What is required:
Write out the listing again, exactly as it appears below.

Data provided:
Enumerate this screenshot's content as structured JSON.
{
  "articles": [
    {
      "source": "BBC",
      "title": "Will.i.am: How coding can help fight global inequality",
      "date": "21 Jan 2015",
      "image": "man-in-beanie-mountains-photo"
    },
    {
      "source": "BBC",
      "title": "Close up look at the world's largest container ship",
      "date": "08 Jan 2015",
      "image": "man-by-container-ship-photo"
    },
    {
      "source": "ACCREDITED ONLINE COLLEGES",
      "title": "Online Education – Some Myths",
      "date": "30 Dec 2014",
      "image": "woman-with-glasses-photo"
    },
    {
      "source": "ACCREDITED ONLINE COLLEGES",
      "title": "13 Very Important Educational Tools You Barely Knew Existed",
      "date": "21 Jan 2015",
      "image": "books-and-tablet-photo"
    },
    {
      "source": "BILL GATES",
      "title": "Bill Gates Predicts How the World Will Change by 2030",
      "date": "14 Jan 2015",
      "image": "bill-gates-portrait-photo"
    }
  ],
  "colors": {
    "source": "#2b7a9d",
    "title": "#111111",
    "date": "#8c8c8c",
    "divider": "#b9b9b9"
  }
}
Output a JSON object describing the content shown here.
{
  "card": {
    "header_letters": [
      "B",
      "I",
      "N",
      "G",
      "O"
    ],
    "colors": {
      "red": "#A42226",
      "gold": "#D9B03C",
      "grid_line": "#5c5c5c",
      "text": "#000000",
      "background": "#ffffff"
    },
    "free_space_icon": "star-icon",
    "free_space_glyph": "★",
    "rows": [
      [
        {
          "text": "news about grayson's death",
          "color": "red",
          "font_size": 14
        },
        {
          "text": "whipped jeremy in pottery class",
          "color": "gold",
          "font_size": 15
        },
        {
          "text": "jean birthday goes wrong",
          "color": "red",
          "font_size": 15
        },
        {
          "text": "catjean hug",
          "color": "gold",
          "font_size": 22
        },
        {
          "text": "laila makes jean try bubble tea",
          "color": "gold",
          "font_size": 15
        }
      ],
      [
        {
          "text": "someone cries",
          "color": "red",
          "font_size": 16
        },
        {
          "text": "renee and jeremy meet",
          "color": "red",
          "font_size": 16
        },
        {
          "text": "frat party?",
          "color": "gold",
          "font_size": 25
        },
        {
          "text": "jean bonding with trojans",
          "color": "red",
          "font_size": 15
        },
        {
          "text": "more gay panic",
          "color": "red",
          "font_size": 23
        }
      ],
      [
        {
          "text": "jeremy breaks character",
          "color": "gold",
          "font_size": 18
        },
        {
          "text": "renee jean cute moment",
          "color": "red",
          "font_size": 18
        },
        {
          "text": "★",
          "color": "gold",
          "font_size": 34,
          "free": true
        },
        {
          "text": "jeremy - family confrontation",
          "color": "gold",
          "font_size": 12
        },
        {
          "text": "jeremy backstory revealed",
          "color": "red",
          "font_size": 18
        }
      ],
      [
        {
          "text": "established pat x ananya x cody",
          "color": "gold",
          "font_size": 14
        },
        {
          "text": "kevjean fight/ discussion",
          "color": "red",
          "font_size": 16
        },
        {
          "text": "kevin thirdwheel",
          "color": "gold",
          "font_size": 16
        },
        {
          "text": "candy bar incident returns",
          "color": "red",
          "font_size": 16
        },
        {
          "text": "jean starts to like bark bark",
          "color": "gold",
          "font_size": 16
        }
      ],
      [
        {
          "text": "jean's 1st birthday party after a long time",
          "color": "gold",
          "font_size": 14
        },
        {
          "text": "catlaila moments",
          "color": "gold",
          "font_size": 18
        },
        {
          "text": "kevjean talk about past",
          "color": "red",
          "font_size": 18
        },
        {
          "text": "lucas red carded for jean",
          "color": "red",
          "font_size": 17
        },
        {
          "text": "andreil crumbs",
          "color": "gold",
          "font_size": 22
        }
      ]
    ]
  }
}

Expected answer:
Enumerate this screenshot's content as structured JSON.
{
  "articles": [
    {
      "source": "BBC",
      "title": "Will.i.am: How coding can help fight global inequality",
      "date": "21 Jan 2015",
      "image": "man-in-beanie-mountains-photo"
    },
    {
      "source": "BBC",
      "title": "Close up look at the world's largest container ship",
      "date": "08 Jan 2015",
      "image": "man-by-container-ship-photo"
    },
    {
      "source": "ACCREDITED ONLINE COLLEGES",
      "title": "Online Education – Some Myths",
      "date": "30 Dec 2014",
      "image": "woman-with-glasses-photo"
    },
    {
      "source": "ACCREDITED ONLINE COLLEGES",
      "title": "13 Very Important Educational Tools You Barely Knew Existed",
      "date": "21 Jan 2015",
      "image": "books-and-tablet-photo"
    },
    {
      "source": "BILL GATES",
      "title": "Bill Gates Predicts How the World Will Change by 2030",
      "date": "14 Jan 2015",
      "image": "bill-gates-portrait-photo"
    }
  ],
  "colors": {
    "source": "#2b7a9d",
    "title": "#111111",
    "date": "#8c8c8c",
    "divider": "#b9b9b9"
  }
}
Output a JSON object describing the content shown here.
{
  "card": {
    "header_letters": [
      "B",
      "I",
      "N",
      "G",
      "O"
    ],
    "colors": {
      "red": "#A42226",
      "gold": "#D9B03C",
      "grid_line": "#5c5c5c",
      "text": "#000000",
      "background": "#ffffff"
    },
    "free_space_icon": "star-icon",
    "free_space_glyph": "★",
    "rows": [
      [
        {
          "text": "news about grayson's death",
          "color": "red",
          "font_size": 14
        },
        {
          "text": "whipped jeremy in pottery class",
          "color": "gold",
          "font_size": 15
        },
        {
          "text": "jean birthday goes wrong",
          "color": "red",
          "font_size": 15
        },
        {
          "text": "catjean hug",
          "color": "gold",
          "font_size": 22
        },
        {
          "text": "laila makes jean try bubble tea",
          "color": "gold",
          "font_size": 15
        }
      ],
      [
        {
          "text": "someone cries",
          "color": "red",
          "font_size": 16
        },
        {
          "text": "renee and jeremy meet",
          "color": "red",
          "font_size": 16
        },
        {
          "text": "frat party?",
          "color": "gold",
          "font_size": 25
        },
        {
          "text": "jean bonding with trojans",
          "color": "red",
          "font_size": 15
        },
        {
          "text": "more gay panic",
          "color": "red",
          "font_size": 23
        }
      ],
      [
        {
          "text": "jeremy breaks character",
          "color": "gold",
          "font_size": 18
        },
        {
          "text": "renee jean cute moment",
          "color": "red",
          "font_size": 18
        },
        {
          "text": "★",
          "color": "gold",
          "font_size": 34,
          "free": true
        },
        {
          "text": "jeremy - family confrontation",
          "color": "gold",
          "font_size": 12
        },
        {
          "text": "jeremy backstory revealed",
          "color": "red",
          "font_size": 18
        }
      ],
      [
        {
          "text": "established pat x ananya x cody",
          "color": "gold",
          "font_size": 14
        },
        {
          "text": "kevjean fight/ discussion",
          "color": "red",
          "font_size": 16
        },
        {
          "text": "kevin thirdwheel",
          "color": "gold",
          "font_size": 16
        },
        {
          "text": "candy bar incident returns",
          "color": "red",
          "font_size": 16
        },
        {
          "text": "jean starts to like bark bark",
          "color": "gold",
          "font_size": 16
        }
      ],
      [
        {
          "text": "jean's 1st birthday party after a long time",
          "color": "gold",
          "font_size": 14
        },
        {
          "text": "catlaila moments",
          "color": "gold",
          "font_size": 18
        },
        {
          "text": "kevjean talk about past",
          "color": "red",
          "font_size": 18
        },
        {
          "text": "lucas red carded for jean",
          "color": "red",
          "font_size": 17
        },
        {
          "text": "andreil crumbs",
          "color": "gold",
          "font_size": 22
        }
      ]
    ]
  }
}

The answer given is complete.